Of the games already scheduled, from 4 August to 1 October 2017; Sheffield Wednesday will have already accumulated three home games and £300k into the bargain, before the rest of the league has even reached Halloween. Villa, appear twice at home and twice away, picking up a smart £240k.
By comparison, Barnsley will appear at home once,  worth £100k.

The impact


Whilst my imaginary colliery band continue to play, I realise I can be myopic at times. But when you consider the cost of ground improvements, scoreboards, academies and general expenses that all clubs have to find cash for every season - the sums here are 'small change' to the marketing machines of the 'City' clubs. A revolution in the share of TV revenue and a new strategy would transform the football experience for the less well off. Why can't Sky see this?
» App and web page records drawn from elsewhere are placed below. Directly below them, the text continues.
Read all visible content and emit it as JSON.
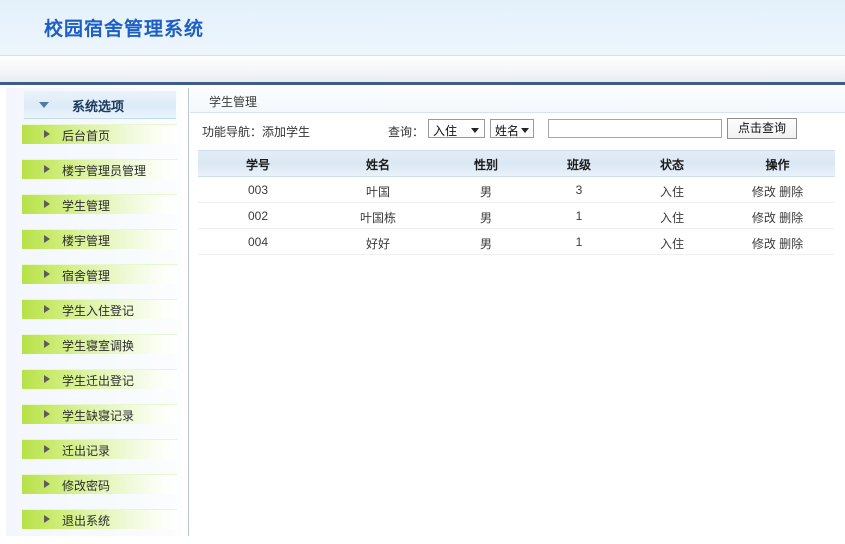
{
  "app": {
    "title": "校园宿舍管理系统"
  },
  "sidebar": {
    "panel_title": "系统选项",
    "caret_icon": "chevron-down-icon",
    "items": [
      {
        "label": "后台首页",
        "icon": "arrow-right-icon"
      },
      {
        "label": "楼宇管理员管理",
        "icon": "arrow-right-icon"
      },
      {
        "label": "学生管理",
        "icon": "arrow-right-icon"
      },
      {
        "label": "楼宇管理",
        "icon": "arrow-right-icon"
      },
      {
        "label": "宿舍管理",
        "icon": "arrow-right-icon"
      },
      {
        "label": "学生入住登记",
        "icon": "arrow-right-icon"
      },
      {
        "label": "学生寝室调换",
        "icon": "arrow-right-icon"
      },
      {
        "label": "学生迁出登记",
        "icon": "arrow-right-icon"
      },
      {
        "label": "学生缺寝记录",
        "icon": "arrow-right-icon"
      },
      {
        "label": "迁出记录",
        "icon": "arrow-right-icon"
      },
      {
        "label": "修改密码",
        "icon": "arrow-right-icon"
      },
      {
        "label": "退出系统",
        "icon": "arrow-right-icon"
      }
    ]
  },
  "content": {
    "tab_label": "学生管理",
    "toolbar": {
      "func_nav": "功能导航：添加学生",
      "query_label": "查询：",
      "status_select": {
        "value": "入住",
        "caret_icon": "chevron-down-icon"
      },
      "field_select": {
        "value": "姓名",
        "caret_icon": "chevron-down-icon"
      },
      "search_value": "",
      "search_placeholder": "",
      "search_button": "点击查询"
    },
    "table": {
      "headers": [
        "学号",
        "姓名",
        "性别",
        "班级",
        "状态",
        "操作"
      ],
      "rows": [
        {
          "id": "003",
          "name": "叶国",
          "gender": "男",
          "class": "3",
          "status": "入住",
          "edit": "修改",
          "delete": "删除"
        },
        {
          "id": "002",
          "name": "叶国栋",
          "gender": "男",
          "class": "1",
          "status": "入住",
          "edit": "修改",
          "delete": "删除"
        },
        {
          "id": "004",
          "name": "好好",
          "gender": "男",
          "class": "1",
          "status": "入住",
          "edit": "修改",
          "delete": "删除"
        }
      ]
    }
  },
  "colors": {
    "title_blue": "#1d5fc4",
    "nav_border": "#3c5d86",
    "menu_green": "#b7e148",
    "table_header": "#dbe8f4"
  }
}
The wealthy clubs will always carry their weight in negotiations. It's about who shouts the loudest and the threat they carry if they are not being heard. Maybe a responsible broadcaster will eventually balance the needs of their advertising partners, along with the standards of fair competition and opportunity for all.

It might be a crazy concept folks, but why can't they simply televise and promote a sporting competition involving all, without favour? Even if they hated that concept, it could be far more gladatorial, by pitting the richest team (away) versus the media pundit's underdog at home. Surely this would be far more mouthwatering and truly representative of what the Championship is all about?

The irony

The EFL have rejected a one-year extension on their agreement with Sky and now their rivals, BT Sport, are prepared to outbid them.  BT Sport will now look to add the Sky Bet Football League, Capital One Cup and Johnstone’s Paint Trophy to their portfolio of sport. With any new deal likely to start at the beginning of the 2019/20 season.

Despite all of these commercial moves, does anybody feel this will make any difference? We would love to see your comments (below) and invite you to join the Super Reds debate, here On The Ponty End!